THE BLOG

Social Media "Capitalism Edition": How Much Would It Cost to Message You on Facebook?

12/23/2012 09:32 am ET | Updated Feb 22, 2013

Facebook's announcement Friday morning is already causing a fuss online, they are testing a feature where you can message people who are not on your friends list for the easy price of 1 dollar. Of course, that's a low price if you don't live in a country where your average daily income is a couple of dollars a day - but we wont go there!

Outlets like Mashable have already pointed out that people like journalists would potentially be spammed with "pitches" - and why is this necessarily a bad thing?

2012-12-21-facebookdollarmessagesned.jpg Thumbnail courtesy of iStockphoto, skodonnell, Ned courtesy of The Internet.

Could this work via another means? For example, what if a person could set a price to contact them? or if a bid system was in place? What if they could SHARE revenue with Facebook for each message sent to you? That my friends would be interesting, you could essentially monetize your social capital on Facebook.

if Facebook decides to turn this test into a real feature - it should go all the way - and let users decide how much its worth to contact them or set a bidding system. The possibilities are endless and would no doubt open up a whole new phase to social media.

I for one would be open to charging people an amount to contact me, I would be curious how that would work in a bidding system as well. How much would you pay to message Mark Zuckerburg? There is an entire market here waiting to be exploited - Facebook is on to something.

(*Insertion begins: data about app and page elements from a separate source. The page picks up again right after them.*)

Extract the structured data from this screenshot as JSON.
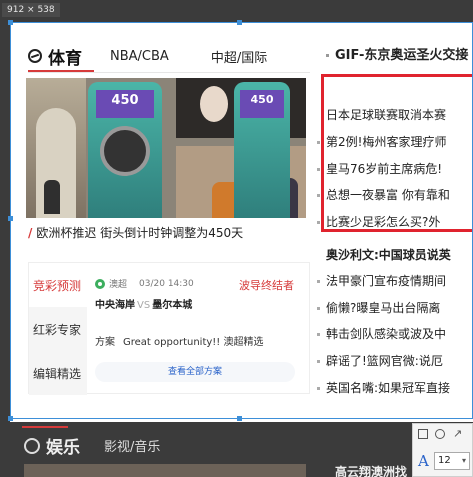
{
  "screenshot_label": "912 × 538",
  "sports": {
    "title": "体育",
    "tabs": [
      "NBA/CBA",
      "中超/国际"
    ],
    "photo_screen_text": "450",
    "caption": "欧洲杯推迟 街头倒计时钟调整为450天",
    "caption_slash": "/"
  },
  "lottery": {
    "tabs": [
      "竞彩预测",
      "红彩专家",
      "编辑精选"
    ],
    "league": "澳超",
    "time": "03/20 14:30",
    "expert": "波导终结者",
    "home": "中央海岸",
    "vs": "VS",
    "away": "墨尔本城",
    "plan_label": "方案",
    "plan_text": "Great opportunity!! 澳超精选",
    "view_all": "查看全部方案"
  },
  "right_news": {
    "headline": "GIF-东京奥运圣火交接",
    "items": [
      {
        "text": "日本足球联赛取消本赛",
        "bold": false
      },
      {
        "text": "第2例!梅州客家理疗师",
        "bold": false
      },
      {
        "text": "皇马76岁前主席病危!",
        "bold": false
      },
      {
        "text": "总想一夜暴富 你有靠和",
        "bold": false
      },
      {
        "text": "比赛少足彩怎么买?外",
        "bold": false
      },
      {
        "text": "奥沙利文:中国球员说英",
        "bold": true
      },
      {
        "text": "法甲豪门宣布疫情期间",
        "bold": false
      },
      {
        "text": "偷懒?曝皇马出台隔离",
        "bold": false
      },
      {
        "text": "韩击剑队感染或波及中",
        "bold": false
      },
      {
        "text": "辟谣了!篮网官微:说厄",
        "bold": false
      },
      {
        "text": "英国名嘴:如果冠军直接",
        "bold": false
      }
    ]
  },
  "entertainment": {
    "title": "娱乐",
    "tab": "影视/音乐",
    "news": "高云翔澳洲找"
  },
  "annotation_toolbar": {
    "font_size": "12",
    "text_tool": "A",
    "arrow_glyph": "↗",
    "caret_glyph": "▾"
  },
  "colors": {
    "accent_red": "#d63a3a",
    "highlight_box": "#e0232e",
    "selection_blue": "#3d8fd8"
  }
}
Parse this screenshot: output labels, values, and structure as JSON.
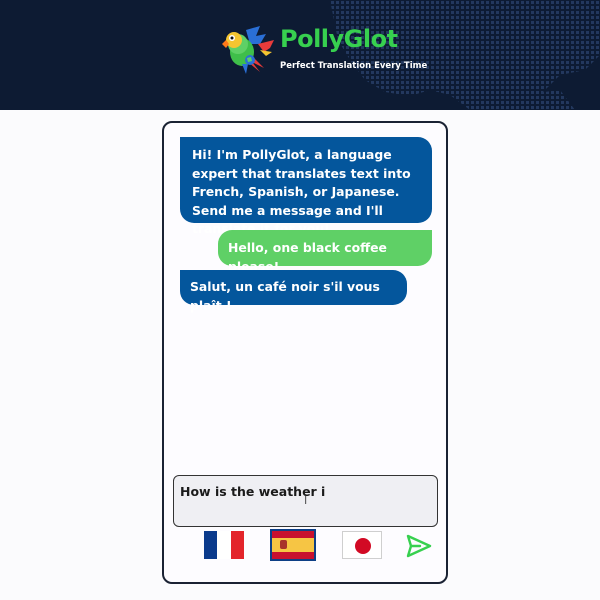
{
  "header": {
    "brand": "PollyGlot",
    "tagline": "Perfect Translation Every Time"
  },
  "messages": [
    {
      "role": "bot",
      "text": "Hi! I'm PollyGlot, a language expert that translates text into French, Spanish, or Japanese. Send me a message and I'll translate it for you!"
    },
    {
      "role": "user",
      "text": "Hello, one black coffee please!"
    },
    {
      "role": "bot",
      "text": "Salut, un café noir s'il vous plaît !"
    }
  ],
  "input": {
    "value": "How is the weather i"
  },
  "languages": [
    {
      "name": "French",
      "icon": "france-flag-icon",
      "selected": false
    },
    {
      "name": "Spanish",
      "icon": "spain-flag-icon",
      "selected": true
    },
    {
      "name": "Japanese",
      "icon": "japan-flag-icon",
      "selected": false
    }
  ],
  "colors": {
    "header_bg": "#0d1b33",
    "brand_green": "#37d04f",
    "bot_bubble": "#04569c",
    "user_bubble": "#5fd066"
  }
}
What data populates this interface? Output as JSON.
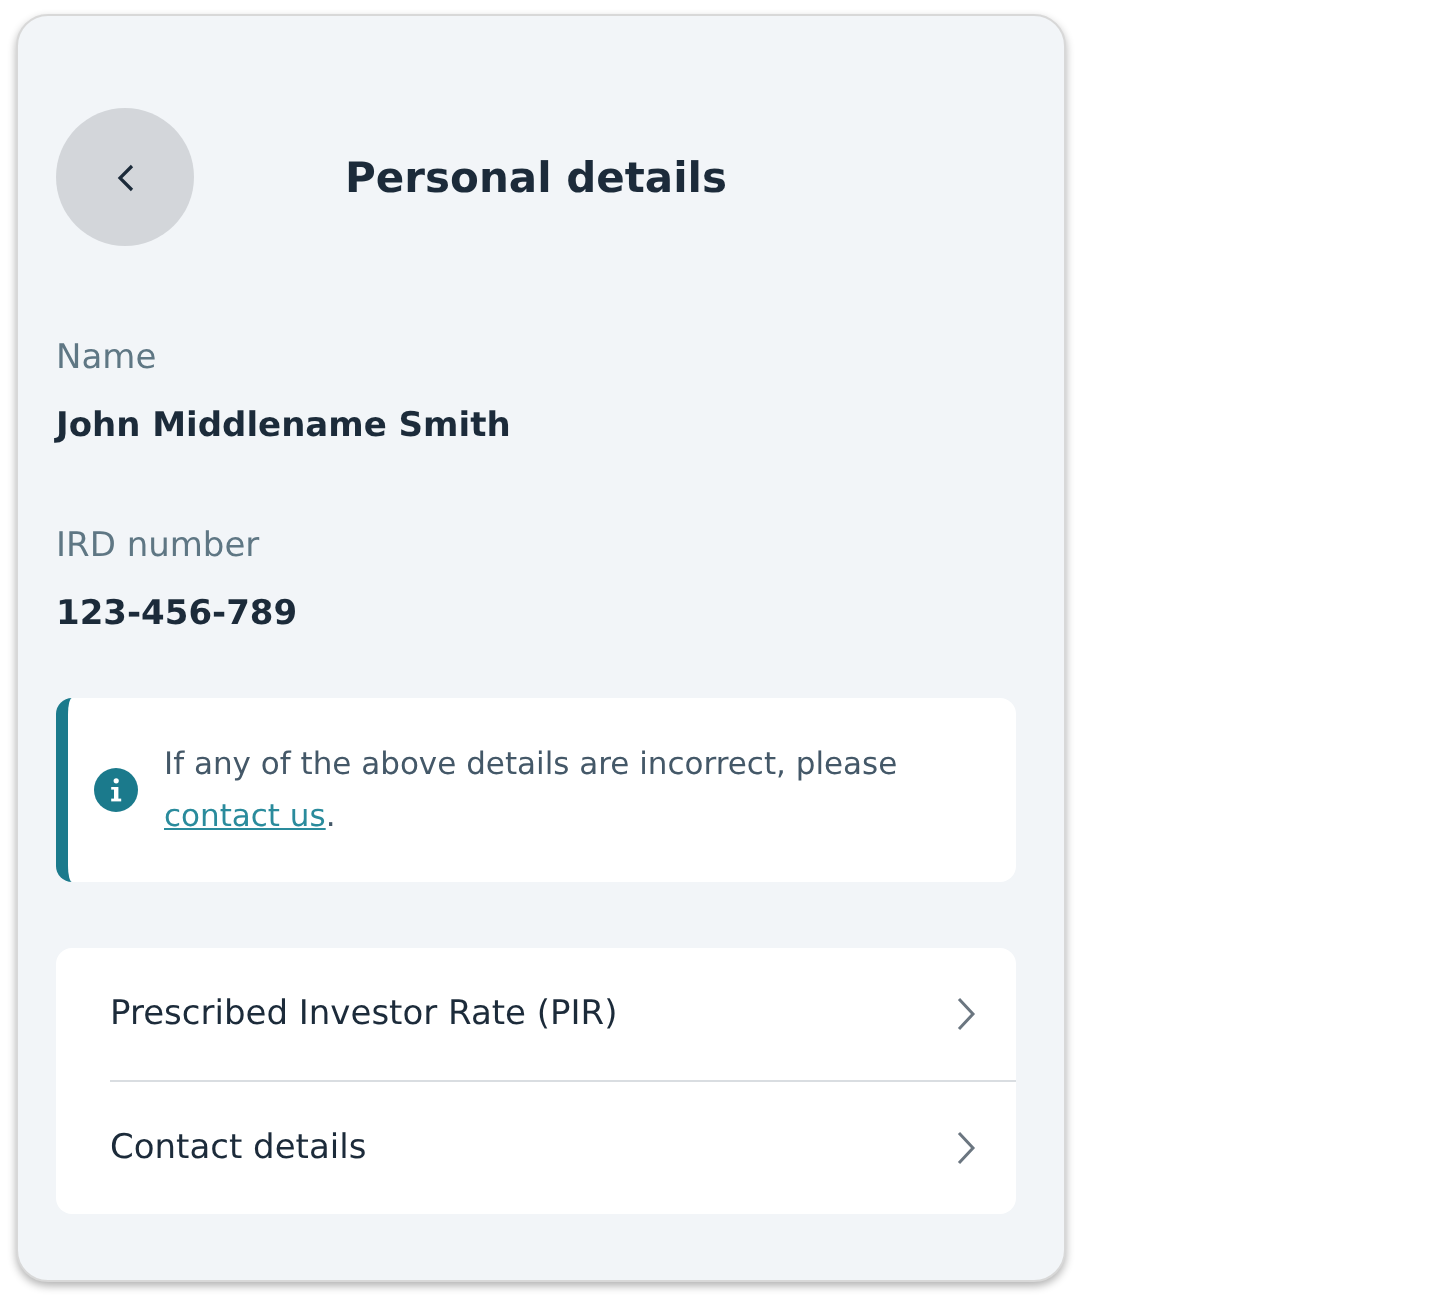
{
  "header": {
    "title": "Personal details"
  },
  "fields": [
    {
      "label": "Name",
      "value": "John Middlename Smith"
    },
    {
      "label": "IRD number",
      "value": "123-456-789"
    }
  ],
  "notice": {
    "text": "If any of the above details are incorrect, please ",
    "link": "contact us",
    "after": "."
  },
  "menu": [
    {
      "label": "Prescribed Investor Rate (PIR)"
    },
    {
      "label": "Contact details"
    }
  ]
}
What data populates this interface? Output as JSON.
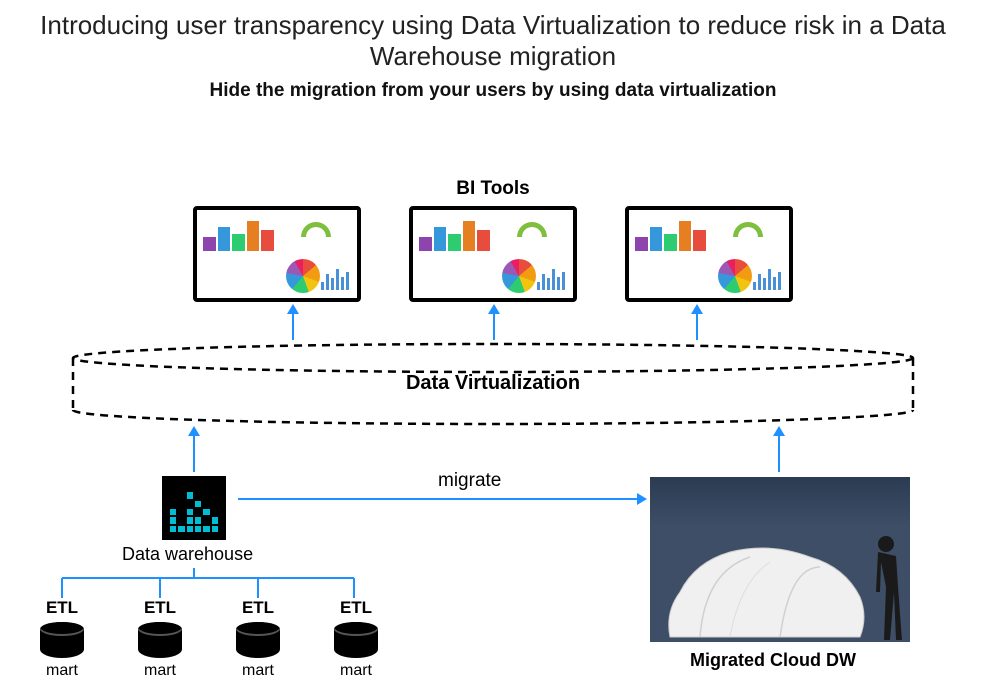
{
  "title": "Introducing user transparency using Data Virtualization to reduce risk in a Data Warehouse migration",
  "subtitle": "Hide the migration from your users by using data virtualization",
  "bi_label": "BI Tools",
  "dv_label": "Data Virtualization",
  "dw_label": "Data warehouse",
  "migrate_label": "migrate",
  "cloud_label": "Migrated Cloud DW",
  "etl": {
    "label": "ETL",
    "mart": "mart",
    "count": 4
  }
}
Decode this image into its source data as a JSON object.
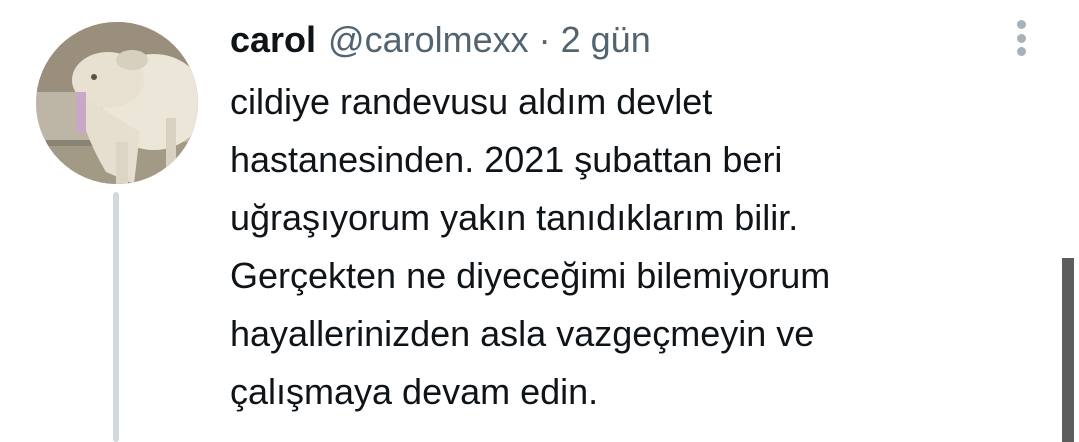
{
  "tweet": {
    "author": {
      "display_name": "carol",
      "handle": "@carolmexx",
      "separator": "·",
      "time": "2 gün",
      "avatar_icon": "goat-avatar"
    },
    "more_icon": "more-options-icon",
    "text_lines": [
      "cildiye randevusu aldım devlet",
      "hastanesinden. 2021 şubattan beri",
      "uğraşıyorum yakın tanıdıklarım bilir.",
      "Gerçekten ne diyeceğimi bilemiyorum",
      "hayallerinizden asla vazgeçmeyin ve",
      "çalışmaya devam edin."
    ]
  },
  "colors": {
    "name": "#0f1419",
    "meta": "#536471",
    "thread_line": "#cfd9de",
    "dots": "#a7b1ba",
    "scrollbar": "#5c5c5c"
  }
}
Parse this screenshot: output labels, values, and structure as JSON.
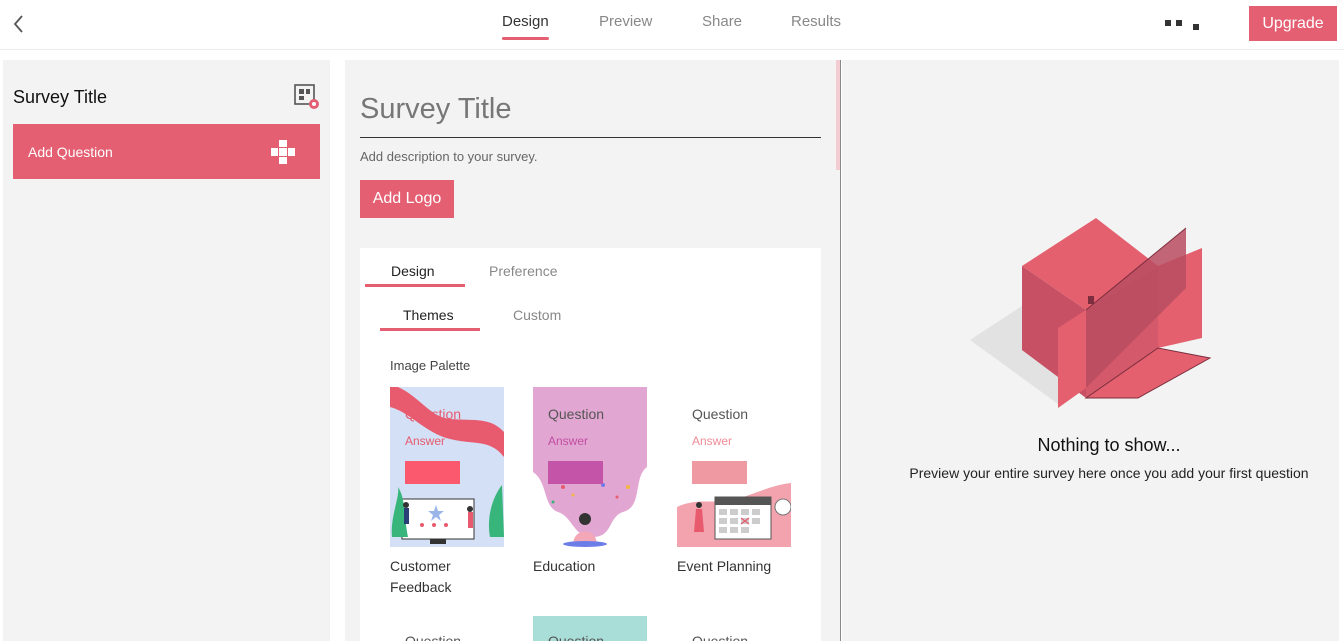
{
  "topbar": {
    "tabs": [
      "Design",
      "Preview",
      "Share",
      "Results"
    ],
    "active_tab": "Design",
    "upgrade_label": "Upgrade"
  },
  "sidebar": {
    "title": "Survey Title",
    "add_question_label": "Add Question"
  },
  "editor": {
    "survey_title": "Survey Title",
    "description_placeholder": "Add description to your survey.",
    "add_logo_label": "Add Logo",
    "tabs": [
      "Design",
      "Preference"
    ],
    "subtabs": [
      "Themes",
      "Custom"
    ],
    "palette_label": "Image Palette",
    "themes": [
      {
        "name": "Customer Feedback",
        "question": "Question",
        "answer": "Answer"
      },
      {
        "name": "Education",
        "question": "Question",
        "answer": "Answer"
      },
      {
        "name": "Event Planning",
        "question": "Question",
        "answer": "Answer"
      }
    ],
    "next_row_question": "Question"
  },
  "preview": {
    "empty_title": "Nothing to show...",
    "empty_subtitle": "Preview your entire survey here once you add your first question"
  },
  "colors": {
    "accent": "#e45f72",
    "panel_bg": "#f3f3f3",
    "education_bg": "#e2a6d2",
    "feedback_bg": "#d2e0f4",
    "teal_theme": "#a8ddd8"
  }
}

On a side note, i dont know why everyone gets in an uproar when companies like Facebook or Twitter try to monetize their platforms - these are not public utilities, nor are they public goods. These are for profit corporations and if Facebook's stock price and IPO is an indicator, they aren't doing amazingly well at the moment.

I say open it up, let them innovate. Lets see what can happen if there are optional paid for services on these largely "free" platforms.